> [Assignment] Go through the entries, filter for the word "this", and copy every line that has it.

(Data excerpts)
--------------------------------------------------

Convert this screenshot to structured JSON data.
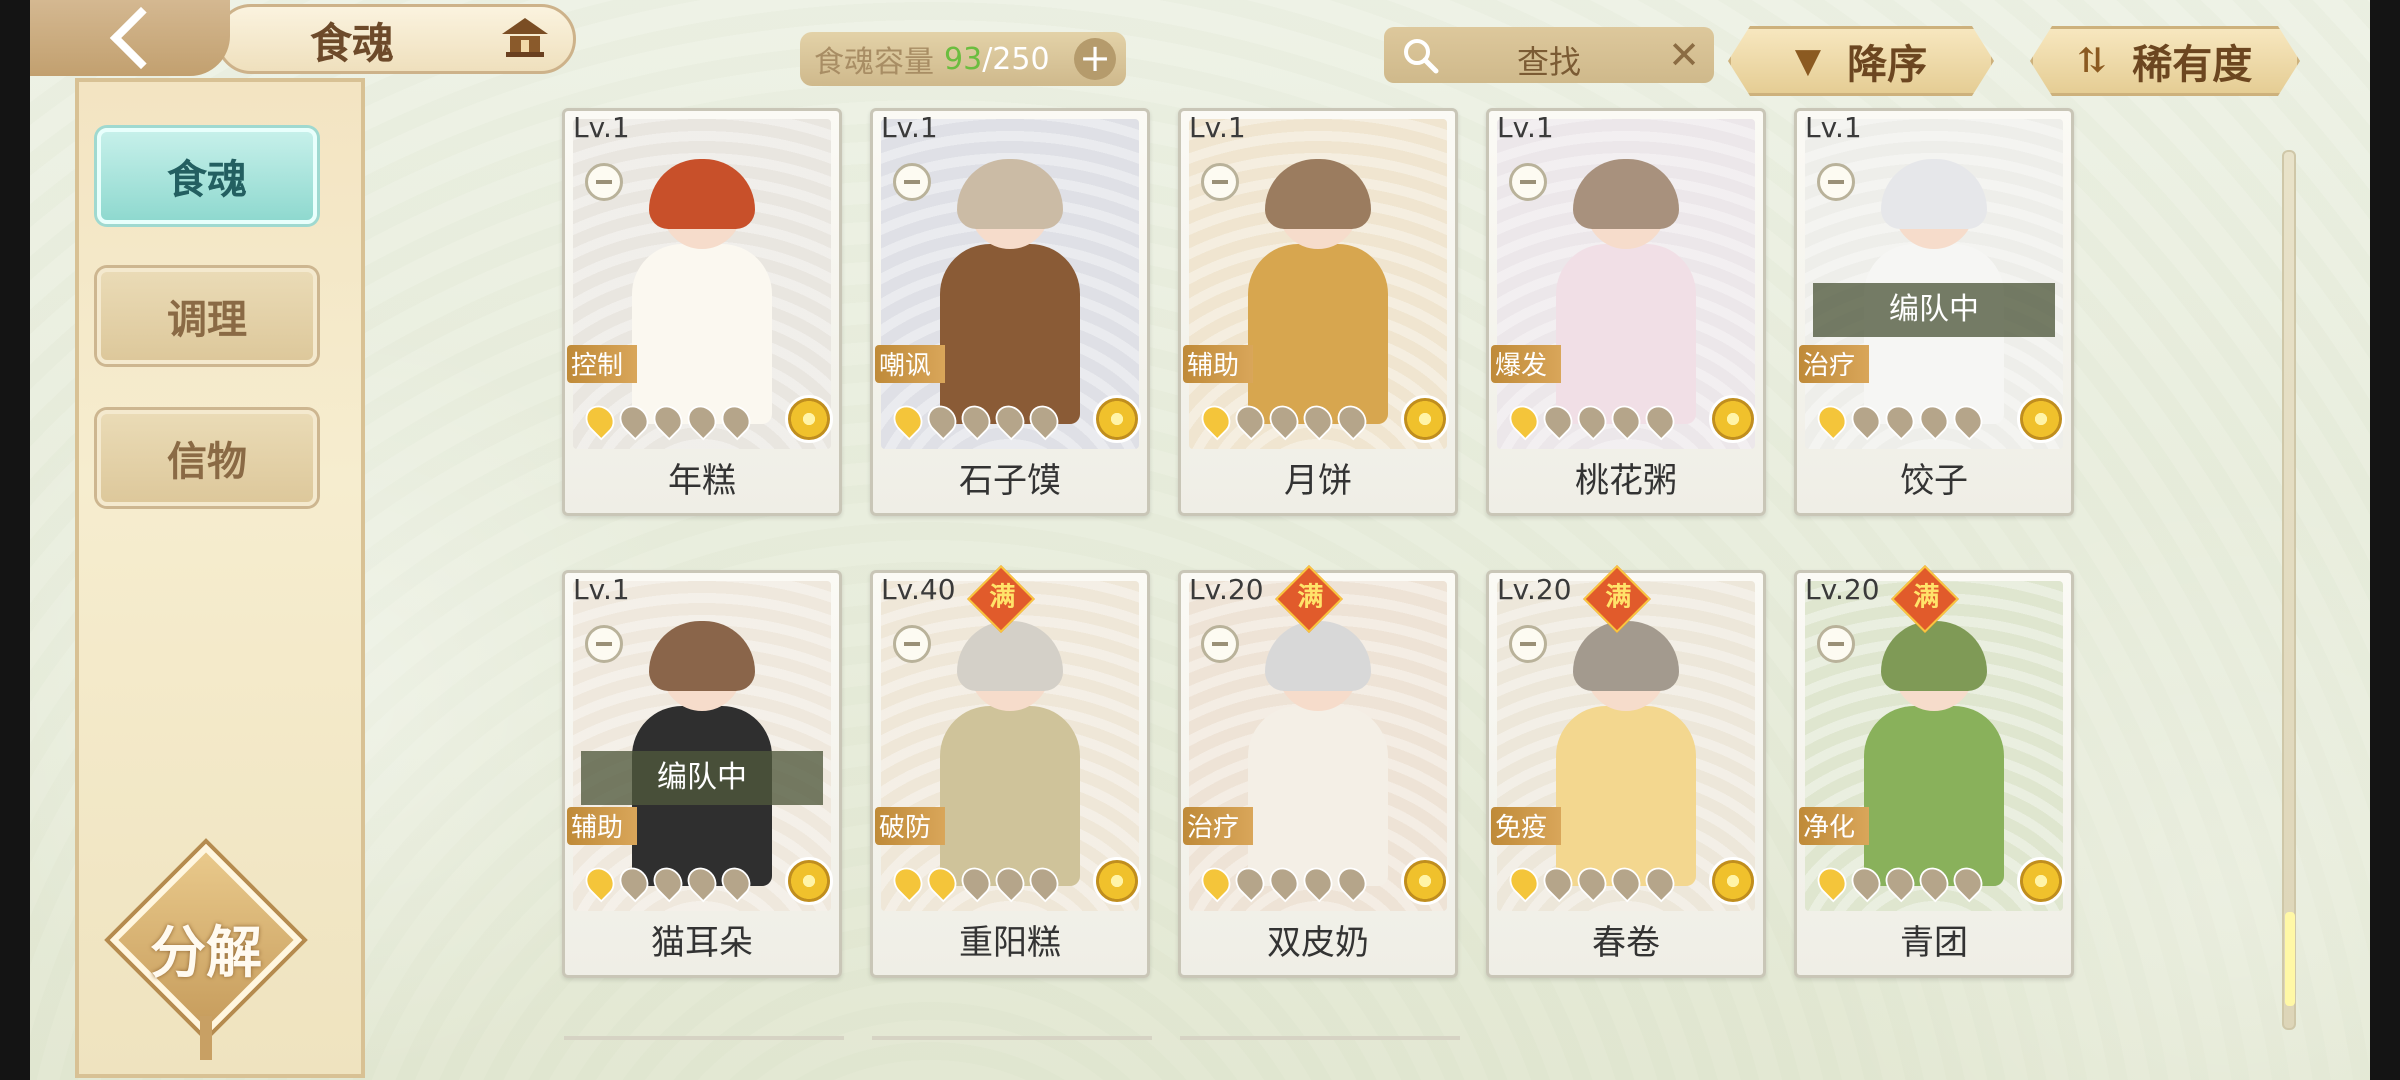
{
  "header": {
    "title": "食魂",
    "capacity_label": "食魂容量",
    "capacity_current": "93",
    "capacity_sep": "/",
    "capacity_max": "250",
    "search_placeholder": "查找",
    "sort_order_label": "降序",
    "sort_field_label": "稀有度"
  },
  "sidebar": {
    "items": [
      {
        "label": "食魂",
        "active": true
      },
      {
        "label": "调理",
        "active": false
      },
      {
        "label": "信物",
        "active": false
      }
    ],
    "decompose_label": "分解"
  },
  "cards": [
    {
      "level": "Lv.1",
      "role": "控制",
      "name": "年糕",
      "stars": 1,
      "maxed": false,
      "in_team": false,
      "hair": "#c8502a",
      "outfit": "#fbf8f0",
      "bg": "#e9e6e0"
    },
    {
      "level": "Lv.1",
      "role": "嘲讽",
      "name": "石子馍",
      "stars": 1,
      "maxed": false,
      "in_team": false,
      "hair": "#cbbba5",
      "outfit": "#8a5b36",
      "bg": "#dfe0e6"
    },
    {
      "level": "Lv.1",
      "role": "辅助",
      "name": "月饼",
      "stars": 1,
      "maxed": false,
      "in_team": false,
      "hair": "#9b7c5f",
      "outfit": "#d7a64f",
      "bg": "#f0e5d0"
    },
    {
      "level": "Lv.1",
      "role": "爆发",
      "name": "桃花粥",
      "stars": 1,
      "maxed": false,
      "in_team": false,
      "hair": "#a8917d",
      "outfit": "#f1dfe6",
      "bg": "#ece7ea"
    },
    {
      "level": "Lv.1",
      "role": "治疗",
      "name": "饺子",
      "stars": 1,
      "maxed": false,
      "in_team": true,
      "team_label": "编队中",
      "hair": "#e6e7ea",
      "outfit": "#f6f6f4",
      "bg": "#eeeeea"
    },
    {
      "level": "Lv.1",
      "role": "辅助",
      "name": "猫耳朵",
      "stars": 1,
      "maxed": false,
      "in_team": true,
      "team_label": "编队中",
      "hair": "#8a654a",
      "outfit": "#2f2f2f",
      "bg": "#efe8dd"
    },
    {
      "level": "Lv.40",
      "role": "破防",
      "name": "重阳糕",
      "stars": 2,
      "maxed": true,
      "max_label": "满",
      "in_team": false,
      "hair": "#d4d0c8",
      "outfit": "#cfc39a",
      "bg": "#efe7d8"
    },
    {
      "level": "Lv.20",
      "role": "治疗",
      "name": "双皮奶",
      "stars": 1,
      "maxed": true,
      "max_label": "满",
      "in_team": false,
      "hair": "#d8d8d8",
      "outfit": "#f4efe6",
      "bg": "#eee3d6"
    },
    {
      "level": "Lv.20",
      "role": "免疫",
      "name": "春卷",
      "stars": 1,
      "maxed": true,
      "max_label": "满",
      "in_team": false,
      "hair": "#a39a8e",
      "outfit": "#f3d78f",
      "bg": "#ede7da"
    },
    {
      "level": "Lv.20",
      "role": "净化",
      "name": "青团",
      "stars": 1,
      "maxed": true,
      "max_label": "满",
      "in_team": false,
      "hair": "#7f9a56",
      "outfit": "#89b15b",
      "bg": "#dfe6cf"
    }
  ]
}
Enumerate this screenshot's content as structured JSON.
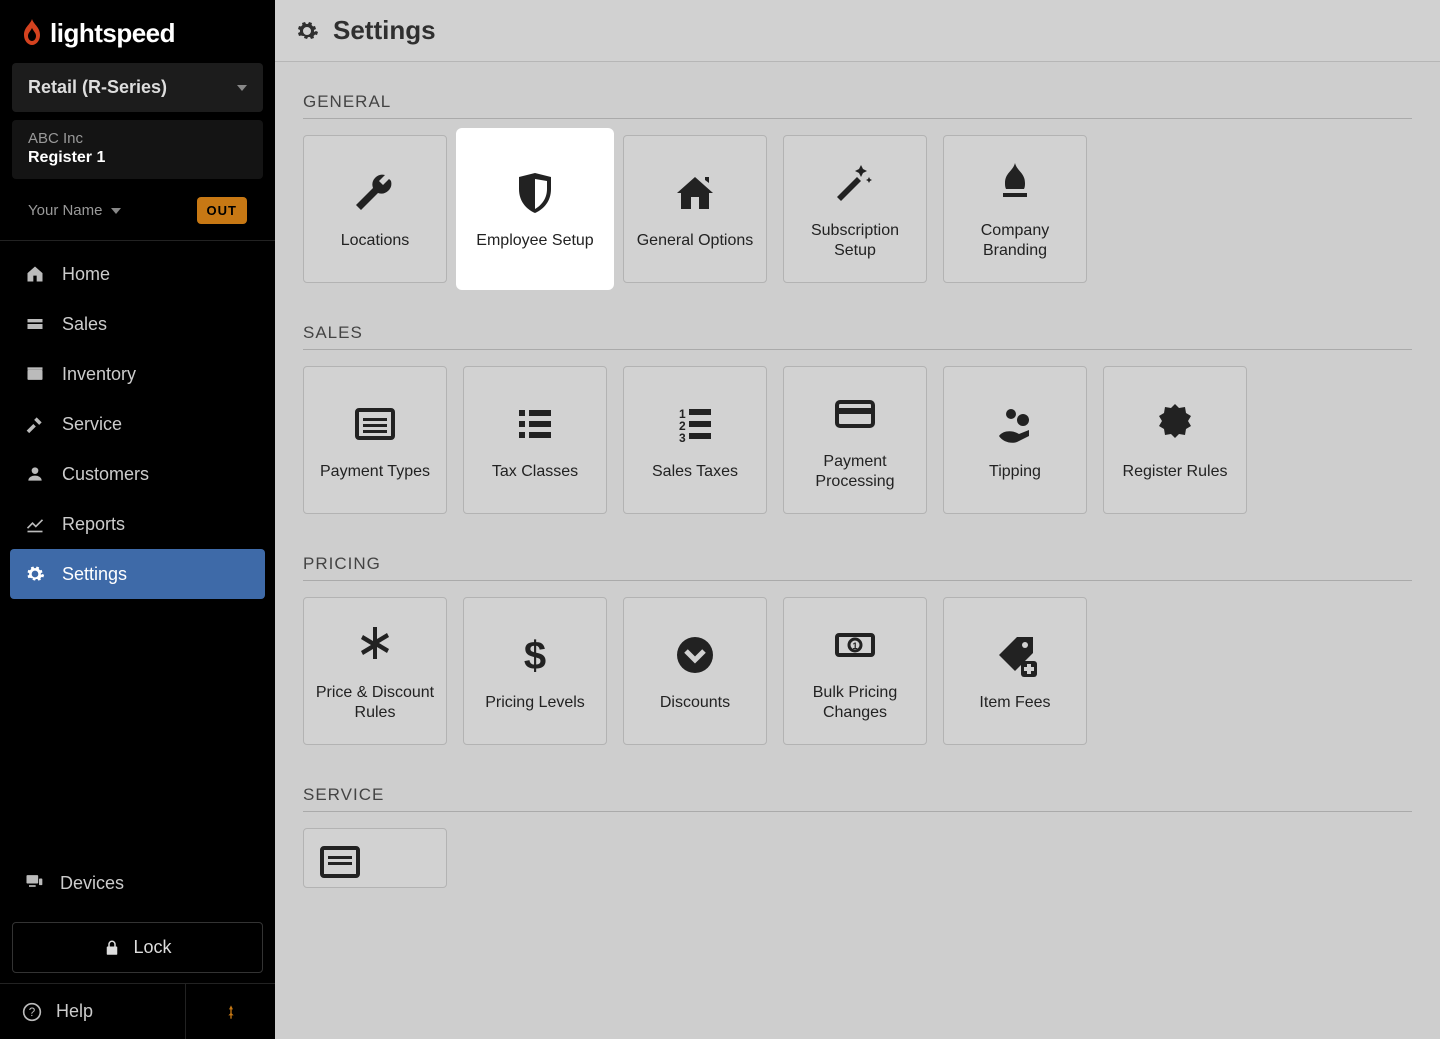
{
  "brand": {
    "name": "lightspeed"
  },
  "sidebar": {
    "product_selector": "Retail (R-Series)",
    "company": "ABC Inc",
    "register": "Register 1",
    "user": "Your Name",
    "out_badge": "OUT",
    "nav": [
      {
        "key": "home",
        "label": "Home",
        "icon": "home-icon"
      },
      {
        "key": "sales",
        "label": "Sales",
        "icon": "tag-icon"
      },
      {
        "key": "inventory",
        "label": "Inventory",
        "icon": "box-icon"
      },
      {
        "key": "service",
        "label": "Service",
        "icon": "hammer-icon"
      },
      {
        "key": "customers",
        "label": "Customers",
        "icon": "user-icon"
      },
      {
        "key": "reports",
        "label": "Reports",
        "icon": "chart-icon"
      },
      {
        "key": "settings",
        "label": "Settings",
        "icon": "gear-icon",
        "active": true
      }
    ],
    "devices": "Devices",
    "lock": "Lock",
    "help": "Help"
  },
  "page": {
    "title": "Settings",
    "sections": [
      {
        "key": "general",
        "title": "GENERAL",
        "tiles": [
          {
            "key": "locations",
            "label": "Locations",
            "icon": "wrench-icon"
          },
          {
            "key": "employee-setup",
            "label": "Employee Setup",
            "icon": "shield-icon",
            "highlight": true
          },
          {
            "key": "general-options",
            "label": "General Options",
            "icon": "house-icon"
          },
          {
            "key": "subscription-setup",
            "label": "Subscription Setup",
            "icon": "wand-icon"
          },
          {
            "key": "company-branding",
            "label": "Company Branding",
            "icon": "flame2-icon"
          }
        ]
      },
      {
        "key": "sales",
        "title": "SALES",
        "tiles": [
          {
            "key": "payment-types",
            "label": "Payment Types",
            "icon": "list-card-icon"
          },
          {
            "key": "tax-classes",
            "label": "Tax Classes",
            "icon": "lines-icon"
          },
          {
            "key": "sales-taxes",
            "label": "Sales Taxes",
            "icon": "numlist-icon"
          },
          {
            "key": "payment-processing",
            "label": "Payment Processing",
            "icon": "card-icon"
          },
          {
            "key": "tipping",
            "label": "Tipping",
            "icon": "tip-icon"
          },
          {
            "key": "register-rules",
            "label": "Register Rules",
            "icon": "seal-icon"
          }
        ]
      },
      {
        "key": "pricing",
        "title": "PRICING",
        "tiles": [
          {
            "key": "price-discount-rules",
            "label": "Price & Discount Rules",
            "icon": "asterisk-icon"
          },
          {
            "key": "pricing-levels",
            "label": "Pricing Levels",
            "icon": "dollar-icon"
          },
          {
            "key": "discounts",
            "label": "Discounts",
            "icon": "chevron-circle-icon"
          },
          {
            "key": "bulk-pricing",
            "label": "Bulk Pricing Changes",
            "icon": "money-icon"
          },
          {
            "key": "item-fees",
            "label": "Item Fees",
            "icon": "pricetag-plus-icon"
          }
        ]
      },
      {
        "key": "service",
        "title": "SERVICE",
        "tiles": [
          {
            "key": "service-placeholder",
            "label": "",
            "icon": "list-card-icon"
          }
        ]
      }
    ]
  }
}
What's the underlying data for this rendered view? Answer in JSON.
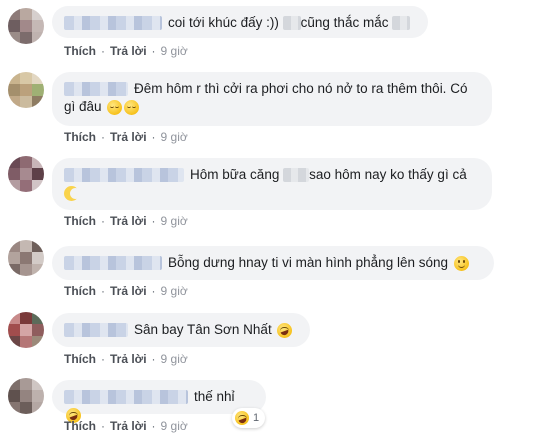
{
  "actions": {
    "like": "Thích",
    "reply": "Trả lời",
    "separator": "·"
  },
  "comments": [
    {
      "text": "coi tới khúc đấy :))",
      "text2": "cũng thắc mắc",
      "time": "9 giờ"
    },
    {
      "text": "Đêm hôm r thì cởi ra phơi cho nó nở to ra thêm thôi. Có",
      "text_line2": "gì đâu",
      "emojis": [
        "relieved-face-icon",
        "relieved-face-icon"
      ],
      "time": "9 giờ"
    },
    {
      "text": "Hôm bữa căng",
      "text2": "sao hôm nay ko thấy gì cả",
      "emojis": [
        "moon-face-icon"
      ],
      "time": "9 giờ"
    },
    {
      "text": "Bỗng dưng hnay ti vi màn hình phẳng lên sóng",
      "emojis": [
        "smile-face-icon"
      ],
      "time": "9 giờ"
    },
    {
      "text": "Sân bay Tân Sơn Nhất",
      "emojis": [
        "rofl-face-icon"
      ],
      "time": "9 giờ"
    },
    {
      "text": "thế nhỉ",
      "emojis": [
        "rofl-face-icon"
      ],
      "time": "9 giờ",
      "reaction": {
        "icon": "laughing-face-icon",
        "count": "1"
      }
    }
  ]
}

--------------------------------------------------

> [Task result]
Convert this screenshot to structured JSON data.
Enumerate this screenshot's content as structured JSON.
What's the underlying data for this rendered view? Answer in JSON.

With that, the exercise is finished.